I don’t know about you, but until the Oscar nominations are announced each January, I frequently reference Rotten Tomatoes to decide if a film is worthy of my time and money.
So, in the wake of yesterday’s Oscar nominations being unveiled (and after attending a screening of Food Evolution hosted by the American Farm Bureau Federation), I took a look back at how Food Evolution went over with critics on the popular review site. Unsurprisingly, the film was very well-received, garnering a 100% fresh rating. Let’s explore two common themes in the reviews to see what led to the impressive marks.
Capturing the new reality for American scientists

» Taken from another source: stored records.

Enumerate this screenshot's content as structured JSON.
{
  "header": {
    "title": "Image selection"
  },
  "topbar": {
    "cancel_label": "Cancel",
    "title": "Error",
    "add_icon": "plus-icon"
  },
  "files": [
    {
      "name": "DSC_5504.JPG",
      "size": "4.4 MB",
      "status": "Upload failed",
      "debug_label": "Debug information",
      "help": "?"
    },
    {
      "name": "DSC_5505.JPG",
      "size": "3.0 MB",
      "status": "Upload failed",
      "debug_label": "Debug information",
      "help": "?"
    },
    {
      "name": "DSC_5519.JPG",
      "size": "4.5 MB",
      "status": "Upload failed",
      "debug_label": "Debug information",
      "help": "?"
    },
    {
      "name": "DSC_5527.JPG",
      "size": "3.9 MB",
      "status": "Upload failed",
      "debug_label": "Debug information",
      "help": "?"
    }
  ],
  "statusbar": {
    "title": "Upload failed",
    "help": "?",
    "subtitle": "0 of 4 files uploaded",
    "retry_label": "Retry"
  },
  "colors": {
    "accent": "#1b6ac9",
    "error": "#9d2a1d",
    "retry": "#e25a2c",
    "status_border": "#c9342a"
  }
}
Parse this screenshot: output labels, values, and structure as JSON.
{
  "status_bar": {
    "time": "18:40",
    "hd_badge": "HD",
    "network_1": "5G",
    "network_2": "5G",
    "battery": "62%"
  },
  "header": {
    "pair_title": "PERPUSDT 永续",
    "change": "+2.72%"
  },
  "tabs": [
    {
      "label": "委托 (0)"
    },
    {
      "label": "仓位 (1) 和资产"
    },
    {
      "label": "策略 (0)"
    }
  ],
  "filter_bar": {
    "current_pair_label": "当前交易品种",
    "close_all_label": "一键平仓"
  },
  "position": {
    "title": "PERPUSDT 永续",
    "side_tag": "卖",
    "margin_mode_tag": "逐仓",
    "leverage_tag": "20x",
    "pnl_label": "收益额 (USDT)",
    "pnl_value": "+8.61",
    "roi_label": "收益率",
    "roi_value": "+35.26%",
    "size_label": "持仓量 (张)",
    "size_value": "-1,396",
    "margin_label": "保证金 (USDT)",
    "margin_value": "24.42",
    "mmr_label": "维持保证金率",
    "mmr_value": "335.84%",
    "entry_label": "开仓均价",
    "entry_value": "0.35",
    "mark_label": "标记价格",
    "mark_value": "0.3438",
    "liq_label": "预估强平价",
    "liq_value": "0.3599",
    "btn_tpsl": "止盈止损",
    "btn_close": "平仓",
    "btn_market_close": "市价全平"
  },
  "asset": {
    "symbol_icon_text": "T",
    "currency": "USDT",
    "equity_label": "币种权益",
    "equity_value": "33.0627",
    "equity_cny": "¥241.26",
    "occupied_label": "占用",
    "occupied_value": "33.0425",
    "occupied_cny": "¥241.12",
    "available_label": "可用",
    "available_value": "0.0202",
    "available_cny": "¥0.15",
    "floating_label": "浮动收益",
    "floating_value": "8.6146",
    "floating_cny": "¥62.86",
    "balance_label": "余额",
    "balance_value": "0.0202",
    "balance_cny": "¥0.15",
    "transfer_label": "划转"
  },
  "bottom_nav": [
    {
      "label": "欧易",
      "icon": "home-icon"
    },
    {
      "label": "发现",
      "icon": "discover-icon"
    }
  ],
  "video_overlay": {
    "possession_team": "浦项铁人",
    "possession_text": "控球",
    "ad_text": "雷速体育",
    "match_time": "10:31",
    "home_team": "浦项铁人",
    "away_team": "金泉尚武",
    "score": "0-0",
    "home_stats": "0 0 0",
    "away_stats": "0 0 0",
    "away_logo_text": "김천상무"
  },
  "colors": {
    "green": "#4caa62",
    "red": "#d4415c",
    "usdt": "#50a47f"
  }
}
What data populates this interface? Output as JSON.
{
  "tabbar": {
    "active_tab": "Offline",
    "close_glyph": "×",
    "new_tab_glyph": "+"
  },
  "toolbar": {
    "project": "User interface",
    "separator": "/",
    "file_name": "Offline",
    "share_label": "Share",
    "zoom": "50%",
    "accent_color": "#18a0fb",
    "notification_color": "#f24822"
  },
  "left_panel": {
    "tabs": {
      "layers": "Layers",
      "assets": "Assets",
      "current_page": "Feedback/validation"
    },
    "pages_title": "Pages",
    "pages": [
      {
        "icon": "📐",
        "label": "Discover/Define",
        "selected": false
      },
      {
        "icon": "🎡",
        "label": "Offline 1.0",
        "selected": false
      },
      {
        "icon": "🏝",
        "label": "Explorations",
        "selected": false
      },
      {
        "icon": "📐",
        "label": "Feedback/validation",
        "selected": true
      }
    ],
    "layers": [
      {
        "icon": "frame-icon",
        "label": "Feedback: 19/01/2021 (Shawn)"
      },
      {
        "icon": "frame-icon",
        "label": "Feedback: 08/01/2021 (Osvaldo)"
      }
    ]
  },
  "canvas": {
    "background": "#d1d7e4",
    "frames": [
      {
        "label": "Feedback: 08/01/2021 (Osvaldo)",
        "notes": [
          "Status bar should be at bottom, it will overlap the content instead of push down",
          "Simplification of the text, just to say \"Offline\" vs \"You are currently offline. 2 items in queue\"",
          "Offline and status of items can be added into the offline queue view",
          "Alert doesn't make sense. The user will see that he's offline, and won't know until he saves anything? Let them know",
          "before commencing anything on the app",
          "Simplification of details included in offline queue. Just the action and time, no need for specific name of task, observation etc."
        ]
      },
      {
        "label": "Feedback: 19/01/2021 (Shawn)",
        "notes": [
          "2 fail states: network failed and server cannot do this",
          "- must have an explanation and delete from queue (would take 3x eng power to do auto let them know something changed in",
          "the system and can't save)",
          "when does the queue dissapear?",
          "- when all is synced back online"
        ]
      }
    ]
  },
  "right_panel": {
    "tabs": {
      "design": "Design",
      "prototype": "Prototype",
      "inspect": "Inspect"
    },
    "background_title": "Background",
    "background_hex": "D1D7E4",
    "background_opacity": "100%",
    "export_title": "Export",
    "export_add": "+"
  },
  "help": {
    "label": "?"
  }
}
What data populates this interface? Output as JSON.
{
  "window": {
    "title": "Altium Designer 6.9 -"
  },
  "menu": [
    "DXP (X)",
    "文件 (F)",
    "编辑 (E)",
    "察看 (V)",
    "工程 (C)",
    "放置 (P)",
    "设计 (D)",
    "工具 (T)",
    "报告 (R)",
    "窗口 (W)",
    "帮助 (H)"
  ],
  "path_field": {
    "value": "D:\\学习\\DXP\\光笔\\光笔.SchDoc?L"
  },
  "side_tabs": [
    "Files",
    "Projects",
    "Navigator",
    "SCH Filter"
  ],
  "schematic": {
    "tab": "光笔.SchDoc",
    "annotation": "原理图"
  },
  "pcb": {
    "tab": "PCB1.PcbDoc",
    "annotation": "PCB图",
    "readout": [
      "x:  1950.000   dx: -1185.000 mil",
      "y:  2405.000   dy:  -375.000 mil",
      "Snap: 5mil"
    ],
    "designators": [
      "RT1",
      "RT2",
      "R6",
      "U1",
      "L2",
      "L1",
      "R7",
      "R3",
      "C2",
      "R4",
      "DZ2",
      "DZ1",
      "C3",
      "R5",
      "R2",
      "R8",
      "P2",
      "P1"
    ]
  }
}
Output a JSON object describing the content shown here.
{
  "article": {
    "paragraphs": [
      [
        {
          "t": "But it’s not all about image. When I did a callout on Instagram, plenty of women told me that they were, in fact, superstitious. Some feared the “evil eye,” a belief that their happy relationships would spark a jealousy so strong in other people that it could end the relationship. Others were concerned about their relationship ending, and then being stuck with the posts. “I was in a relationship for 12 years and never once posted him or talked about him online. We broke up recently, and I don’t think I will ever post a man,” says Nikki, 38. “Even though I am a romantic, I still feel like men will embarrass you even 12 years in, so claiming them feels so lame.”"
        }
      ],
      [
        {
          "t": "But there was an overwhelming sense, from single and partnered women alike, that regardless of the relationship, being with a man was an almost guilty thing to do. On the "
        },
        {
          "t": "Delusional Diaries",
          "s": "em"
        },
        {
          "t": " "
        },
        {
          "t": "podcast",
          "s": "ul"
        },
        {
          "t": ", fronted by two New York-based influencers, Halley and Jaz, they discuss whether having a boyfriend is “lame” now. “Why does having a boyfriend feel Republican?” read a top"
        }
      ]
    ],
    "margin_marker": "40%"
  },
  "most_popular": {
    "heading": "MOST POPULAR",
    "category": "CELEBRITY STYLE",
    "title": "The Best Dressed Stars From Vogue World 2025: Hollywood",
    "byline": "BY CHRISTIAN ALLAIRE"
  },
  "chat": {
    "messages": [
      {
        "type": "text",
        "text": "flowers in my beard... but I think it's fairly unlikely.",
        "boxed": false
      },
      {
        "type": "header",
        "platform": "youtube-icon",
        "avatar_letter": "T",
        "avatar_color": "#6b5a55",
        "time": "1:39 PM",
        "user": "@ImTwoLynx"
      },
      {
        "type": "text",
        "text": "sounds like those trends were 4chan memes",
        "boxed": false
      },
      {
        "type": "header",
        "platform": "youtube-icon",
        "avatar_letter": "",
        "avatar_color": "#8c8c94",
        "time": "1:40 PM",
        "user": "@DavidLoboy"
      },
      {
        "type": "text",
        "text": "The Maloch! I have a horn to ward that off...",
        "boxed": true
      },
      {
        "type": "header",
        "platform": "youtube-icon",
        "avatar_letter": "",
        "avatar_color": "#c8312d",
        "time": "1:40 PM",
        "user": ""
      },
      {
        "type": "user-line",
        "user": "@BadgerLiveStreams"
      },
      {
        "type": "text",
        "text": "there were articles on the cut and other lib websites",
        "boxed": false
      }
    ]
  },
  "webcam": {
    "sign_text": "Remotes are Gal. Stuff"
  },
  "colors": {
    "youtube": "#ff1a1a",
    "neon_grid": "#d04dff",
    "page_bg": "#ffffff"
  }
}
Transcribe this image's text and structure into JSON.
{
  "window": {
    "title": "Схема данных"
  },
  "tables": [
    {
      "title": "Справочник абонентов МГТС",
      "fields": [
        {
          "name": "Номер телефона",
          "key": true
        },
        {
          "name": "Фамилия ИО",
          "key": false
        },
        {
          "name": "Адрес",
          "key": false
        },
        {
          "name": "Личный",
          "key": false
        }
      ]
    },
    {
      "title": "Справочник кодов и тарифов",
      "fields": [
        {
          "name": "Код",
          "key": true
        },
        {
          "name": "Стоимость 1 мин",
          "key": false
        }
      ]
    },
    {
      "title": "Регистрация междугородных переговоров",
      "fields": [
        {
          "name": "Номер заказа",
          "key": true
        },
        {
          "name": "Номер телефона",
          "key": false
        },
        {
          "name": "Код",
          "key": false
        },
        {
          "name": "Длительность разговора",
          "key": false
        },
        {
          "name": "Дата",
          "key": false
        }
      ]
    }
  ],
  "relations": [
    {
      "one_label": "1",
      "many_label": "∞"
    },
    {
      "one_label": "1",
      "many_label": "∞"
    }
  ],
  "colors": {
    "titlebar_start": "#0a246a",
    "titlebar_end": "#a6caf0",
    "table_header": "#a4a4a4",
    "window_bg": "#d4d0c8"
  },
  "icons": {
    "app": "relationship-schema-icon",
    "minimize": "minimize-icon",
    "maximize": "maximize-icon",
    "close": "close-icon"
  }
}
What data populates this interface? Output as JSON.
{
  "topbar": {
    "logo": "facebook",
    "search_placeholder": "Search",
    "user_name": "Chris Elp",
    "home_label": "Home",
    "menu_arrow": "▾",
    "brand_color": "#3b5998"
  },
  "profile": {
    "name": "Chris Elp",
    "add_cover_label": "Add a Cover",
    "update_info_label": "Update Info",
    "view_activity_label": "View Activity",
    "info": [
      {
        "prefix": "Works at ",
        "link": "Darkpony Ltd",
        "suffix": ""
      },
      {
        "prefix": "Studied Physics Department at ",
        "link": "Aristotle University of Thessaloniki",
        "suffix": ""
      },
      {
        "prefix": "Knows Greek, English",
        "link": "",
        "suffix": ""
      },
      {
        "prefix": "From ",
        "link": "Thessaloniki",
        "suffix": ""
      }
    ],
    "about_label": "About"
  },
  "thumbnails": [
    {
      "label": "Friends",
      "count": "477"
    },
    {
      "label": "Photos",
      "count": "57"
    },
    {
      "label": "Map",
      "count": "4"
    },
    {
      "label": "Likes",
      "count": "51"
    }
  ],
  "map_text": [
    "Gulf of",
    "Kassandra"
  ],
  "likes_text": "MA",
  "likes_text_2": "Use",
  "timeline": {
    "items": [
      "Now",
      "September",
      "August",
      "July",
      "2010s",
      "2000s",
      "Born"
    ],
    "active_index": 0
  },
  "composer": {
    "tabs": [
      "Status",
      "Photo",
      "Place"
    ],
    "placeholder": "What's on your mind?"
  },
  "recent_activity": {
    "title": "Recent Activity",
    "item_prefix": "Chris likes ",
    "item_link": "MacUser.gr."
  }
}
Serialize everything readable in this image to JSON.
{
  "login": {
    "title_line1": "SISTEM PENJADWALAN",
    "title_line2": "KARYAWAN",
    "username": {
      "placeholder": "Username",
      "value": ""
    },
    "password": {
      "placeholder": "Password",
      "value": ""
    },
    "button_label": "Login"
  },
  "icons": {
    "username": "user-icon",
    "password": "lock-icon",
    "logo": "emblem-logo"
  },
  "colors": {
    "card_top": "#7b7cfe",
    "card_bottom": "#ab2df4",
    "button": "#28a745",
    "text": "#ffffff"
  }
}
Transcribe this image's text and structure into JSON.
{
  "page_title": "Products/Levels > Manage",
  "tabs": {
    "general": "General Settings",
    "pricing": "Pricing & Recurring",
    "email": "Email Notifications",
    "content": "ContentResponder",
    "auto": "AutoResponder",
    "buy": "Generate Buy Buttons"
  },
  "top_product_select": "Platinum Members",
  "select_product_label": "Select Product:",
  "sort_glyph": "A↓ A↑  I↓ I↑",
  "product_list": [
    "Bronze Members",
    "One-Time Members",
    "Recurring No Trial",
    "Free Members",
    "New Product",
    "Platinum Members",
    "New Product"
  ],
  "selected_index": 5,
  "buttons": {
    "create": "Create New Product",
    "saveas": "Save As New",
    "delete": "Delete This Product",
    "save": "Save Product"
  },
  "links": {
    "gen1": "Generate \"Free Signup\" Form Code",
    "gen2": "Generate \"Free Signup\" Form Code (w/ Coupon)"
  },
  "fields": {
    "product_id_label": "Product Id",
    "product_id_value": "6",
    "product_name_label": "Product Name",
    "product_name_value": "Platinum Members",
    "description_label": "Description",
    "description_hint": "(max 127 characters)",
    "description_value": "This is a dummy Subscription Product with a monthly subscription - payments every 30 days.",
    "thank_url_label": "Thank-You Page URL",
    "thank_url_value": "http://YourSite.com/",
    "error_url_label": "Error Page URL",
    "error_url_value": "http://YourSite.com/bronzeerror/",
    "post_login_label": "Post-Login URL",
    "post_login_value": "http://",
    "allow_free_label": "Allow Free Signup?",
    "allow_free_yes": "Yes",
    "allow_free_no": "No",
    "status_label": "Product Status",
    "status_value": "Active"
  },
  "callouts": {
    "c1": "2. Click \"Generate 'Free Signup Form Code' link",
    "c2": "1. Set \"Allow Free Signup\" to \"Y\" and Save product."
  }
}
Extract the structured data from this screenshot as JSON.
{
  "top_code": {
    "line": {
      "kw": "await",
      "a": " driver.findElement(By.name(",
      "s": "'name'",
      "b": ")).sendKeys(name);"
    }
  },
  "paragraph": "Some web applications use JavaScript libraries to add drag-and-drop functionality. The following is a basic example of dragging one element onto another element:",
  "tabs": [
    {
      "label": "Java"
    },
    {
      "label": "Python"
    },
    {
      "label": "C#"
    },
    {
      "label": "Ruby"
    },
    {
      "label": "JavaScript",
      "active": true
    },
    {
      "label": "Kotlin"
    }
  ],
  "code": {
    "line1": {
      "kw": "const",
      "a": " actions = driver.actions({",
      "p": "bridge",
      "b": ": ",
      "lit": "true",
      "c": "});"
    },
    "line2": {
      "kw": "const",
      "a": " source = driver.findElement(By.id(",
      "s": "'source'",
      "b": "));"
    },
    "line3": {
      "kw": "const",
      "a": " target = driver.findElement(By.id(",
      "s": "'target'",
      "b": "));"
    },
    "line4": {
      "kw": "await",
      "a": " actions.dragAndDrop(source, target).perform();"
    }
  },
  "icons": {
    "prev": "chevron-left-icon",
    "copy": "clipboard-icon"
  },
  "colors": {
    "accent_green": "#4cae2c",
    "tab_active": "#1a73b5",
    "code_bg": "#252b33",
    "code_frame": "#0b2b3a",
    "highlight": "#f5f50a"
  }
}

Hanging over the debate between GMO and non-GMO use, is the fundamental challenge of getting consumers and the public to decipher fact from fiction, science from sensationalism, caution from fearmongering. Like the climate change debate, scientists must understand that facts aren’t sufficient enough in educating the public around GMOs. Scientists, educators and GMO advocates alike are facing an uphill battle in shifting perceptions because of the propaganda put forth by opponents of GMO use. As Serena Donadoni with the Village Voice writes in her review:
What Scott Hamilton Kennedy captures in his scrupulous, optimistic documentary Food Evolution is the new reality for American scientists: the challenge of reaching a public bombarded by conspiracy theories and fearmongering.
Understanding this challenge, the film persists in spewing facts over conspiracy. The film also features testimonials from former GMO critics who now believe in the science and advocate for GMO use. Through these facts and testimonials, Food Evolution meticulously cuts through the GMO falsehoods, battling back the non-GMO propaganda. As Moira Macdonald with the Seattle Times sums it up:
It’s a compelling argument, in a film that may well change a few minds – or at least inspire some heartfelt post-screening arguing.
“Persuasive rather than polemical”
Moreover, the film does an admirable job of talking with the audience, not at the audience – or as Kenneth Turan of the Los Angeles Times puts it:
Calm, careful, potentially revolutionary, Food Evolution is an iconoclastic documentary on a hot-button topic. Persuasive rather than polemical, its’ the unusual issue film that deals in counterintuitive reason rather than barely controlled hysteria.
The film is able to carefully undermine misguided beliefs about GMOs because it respects both sides of the argument. The directors frame the GMO debate around one common motivation that each side shares: acquiring food abundance while limiting toxicity from production. This approach, coupled with the science, leaves viewers with a takeaway according to Daniel Gold of the New York Times:
With a soft tone, respectful to opponents but insistent on data, Food Evolution posits an inconvenient truth for organic boosters to swallow: In a world desperate for safe, sustainable food, G.M.O.s may well be a force for good.
But perhaps the review from Donadoni said it best:
In exploring the heated rhetoric about the prevalence of genetically modified organisms in our agriculture system, Kennedy offers a methodology for scientists to systemically address bias with fact.
Even though Food Evolution did not receive an Oscar nomination, critics’ reviews show that is clearly worthwhile to watch – no matter which side of the debate you may lie.
Read all the reviews for Food Evolution at here.